__Task material__:
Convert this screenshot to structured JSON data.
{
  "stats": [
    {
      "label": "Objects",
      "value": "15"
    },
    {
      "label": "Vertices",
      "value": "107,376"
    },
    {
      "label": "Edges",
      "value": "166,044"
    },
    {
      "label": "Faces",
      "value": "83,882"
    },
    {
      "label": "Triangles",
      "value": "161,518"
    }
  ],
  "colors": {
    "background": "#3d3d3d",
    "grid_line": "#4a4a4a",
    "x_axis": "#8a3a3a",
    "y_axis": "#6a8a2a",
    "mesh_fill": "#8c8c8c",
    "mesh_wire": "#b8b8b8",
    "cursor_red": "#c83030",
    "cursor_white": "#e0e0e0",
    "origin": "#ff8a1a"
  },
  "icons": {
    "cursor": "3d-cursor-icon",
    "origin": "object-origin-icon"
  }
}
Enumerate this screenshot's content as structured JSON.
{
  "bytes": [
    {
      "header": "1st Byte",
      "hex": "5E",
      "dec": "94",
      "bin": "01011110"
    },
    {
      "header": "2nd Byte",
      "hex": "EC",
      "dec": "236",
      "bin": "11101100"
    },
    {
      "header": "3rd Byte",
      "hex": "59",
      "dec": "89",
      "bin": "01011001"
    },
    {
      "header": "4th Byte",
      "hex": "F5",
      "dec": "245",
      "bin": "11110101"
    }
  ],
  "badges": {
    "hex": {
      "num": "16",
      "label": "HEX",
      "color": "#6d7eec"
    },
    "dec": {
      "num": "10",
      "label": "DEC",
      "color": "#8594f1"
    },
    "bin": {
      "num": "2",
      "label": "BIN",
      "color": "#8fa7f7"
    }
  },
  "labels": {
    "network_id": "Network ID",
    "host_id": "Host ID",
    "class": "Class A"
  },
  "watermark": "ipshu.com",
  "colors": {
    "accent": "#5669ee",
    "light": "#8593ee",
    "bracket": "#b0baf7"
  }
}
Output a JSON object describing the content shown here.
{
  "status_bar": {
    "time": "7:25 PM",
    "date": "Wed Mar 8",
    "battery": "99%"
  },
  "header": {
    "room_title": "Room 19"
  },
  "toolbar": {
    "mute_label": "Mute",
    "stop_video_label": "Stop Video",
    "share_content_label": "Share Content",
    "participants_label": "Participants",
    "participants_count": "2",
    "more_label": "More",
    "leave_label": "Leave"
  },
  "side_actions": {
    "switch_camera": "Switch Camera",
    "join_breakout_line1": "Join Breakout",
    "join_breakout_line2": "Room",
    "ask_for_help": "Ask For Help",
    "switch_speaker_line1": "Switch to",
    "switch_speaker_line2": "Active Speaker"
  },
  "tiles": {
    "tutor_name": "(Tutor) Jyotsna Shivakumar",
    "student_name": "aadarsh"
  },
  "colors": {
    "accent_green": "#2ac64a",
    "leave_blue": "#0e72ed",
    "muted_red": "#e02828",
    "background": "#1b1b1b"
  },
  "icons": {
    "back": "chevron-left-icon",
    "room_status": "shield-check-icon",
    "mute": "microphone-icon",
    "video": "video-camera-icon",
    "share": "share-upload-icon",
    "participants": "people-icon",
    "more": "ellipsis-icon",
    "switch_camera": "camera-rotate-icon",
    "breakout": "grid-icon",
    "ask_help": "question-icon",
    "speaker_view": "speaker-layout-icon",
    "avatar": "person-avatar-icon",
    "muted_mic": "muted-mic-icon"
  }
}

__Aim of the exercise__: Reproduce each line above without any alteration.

__Answer to this task__:
Convert this screenshot to structured JSON data.
{
  "stats": [
    {
      "label": "Objects",
      "value": "15"
    },
    {
      "label": "Vertices",
      "value": "107,376"
    },
    {
      "label": "Edges",
      "value": "166,044"
    },
    {
      "label": "Faces",
      "value": "83,882"
    },
    {
      "label": "Triangles",
      "value": "161,518"
    }
  ],
  "colors": {
    "background": "#3d3d3d",
    "grid_line": "#4a4a4a",
    "x_axis": "#8a3a3a",
    "y_axis": "#6a8a2a",
    "mesh_fill": "#8c8c8c",
    "mesh_wire": "#b8b8b8",
    "cursor_red": "#c83030",
    "cursor_white": "#e0e0e0",
    "origin": "#ff8a1a"
  },
  "icons": {
    "cursor": "3d-cursor-icon",
    "origin": "object-origin-icon"
  }
}
Enumerate this screenshot's content as structured JSON.
{
  "bytes": [
    {
      "header": "1st Byte",
      "hex": "5E",
      "dec": "94",
      "bin": "01011110"
    },
    {
      "header": "2nd Byte",
      "hex": "EC",
      "dec": "236",
      "bin": "11101100"
    },
    {
      "header": "3rd Byte",
      "hex": "59",
      "dec": "89",
      "bin": "01011001"
    },
    {
      "header": "4th Byte",
      "hex": "F5",
      "dec": "245",
      "bin": "11110101"
    }
  ],
  "badges": {
    "hex": {
      "num": "16",
      "label": "HEX",
      "color": "#6d7eec"
    },
    "dec": {
      "num": "10",
      "label": "DEC",
      "color": "#8594f1"
    },
    "bin": {
      "num": "2",
      "label": "BIN",
      "color": "#8fa7f7"
    }
  },
  "labels": {
    "network_id": "Network ID",
    "host_id": "Host ID",
    "class": "Class A"
  },
  "watermark": "ipshu.com",
  "colors": {
    "accent": "#5669ee",
    "light": "#8593ee",
    "bracket": "#b0baf7"
  }
}
Output a JSON object describing the content shown here.
{
  "status_bar": {
    "time": "7:25 PM",
    "date": "Wed Mar 8",
    "battery": "99%"
  },
  "header": {
    "room_title": "Room 19"
  },
  "toolbar": {
    "mute_label": "Mute",
    "stop_video_label": "Stop Video",
    "share_content_label": "Share Content",
    "participants_label": "Participants",
    "participants_count": "2",
    "more_label": "More",
    "leave_label": "Leave"
  },
  "side_actions": {
    "switch_camera": "Switch Camera",
    "join_breakout_line1": "Join Breakout",
    "join_breakout_line2": "Room",
    "ask_for_help": "Ask For Help",
    "switch_speaker_line1": "Switch to",
    "switch_speaker_line2": "Active Speaker"
  },
  "tiles": {
    "tutor_name": "(Tutor) Jyotsna Shivakumar",
    "student_name": "aadarsh"
  },
  "colors": {
    "accent_green": "#2ac64a",
    "leave_blue": "#0e72ed",
    "muted_red": "#e02828",
    "background": "#1b1b1b"
  },
  "icons": {
    "back": "chevron-left-icon",
    "room_status": "shield-check-icon",
    "mute": "microphone-icon",
    "video": "video-camera-icon",
    "share": "share-upload-icon",
    "participants": "people-icon",
    "more": "ellipsis-icon",
    "switch_camera": "camera-rotate-icon",
    "breakout": "grid-icon",
    "ask_help": "question-icon",
    "speaker_view": "speaker-layout-icon",
    "avatar": "person-avatar-icon",
    "muted_mic": "muted-mic-icon"
  }
}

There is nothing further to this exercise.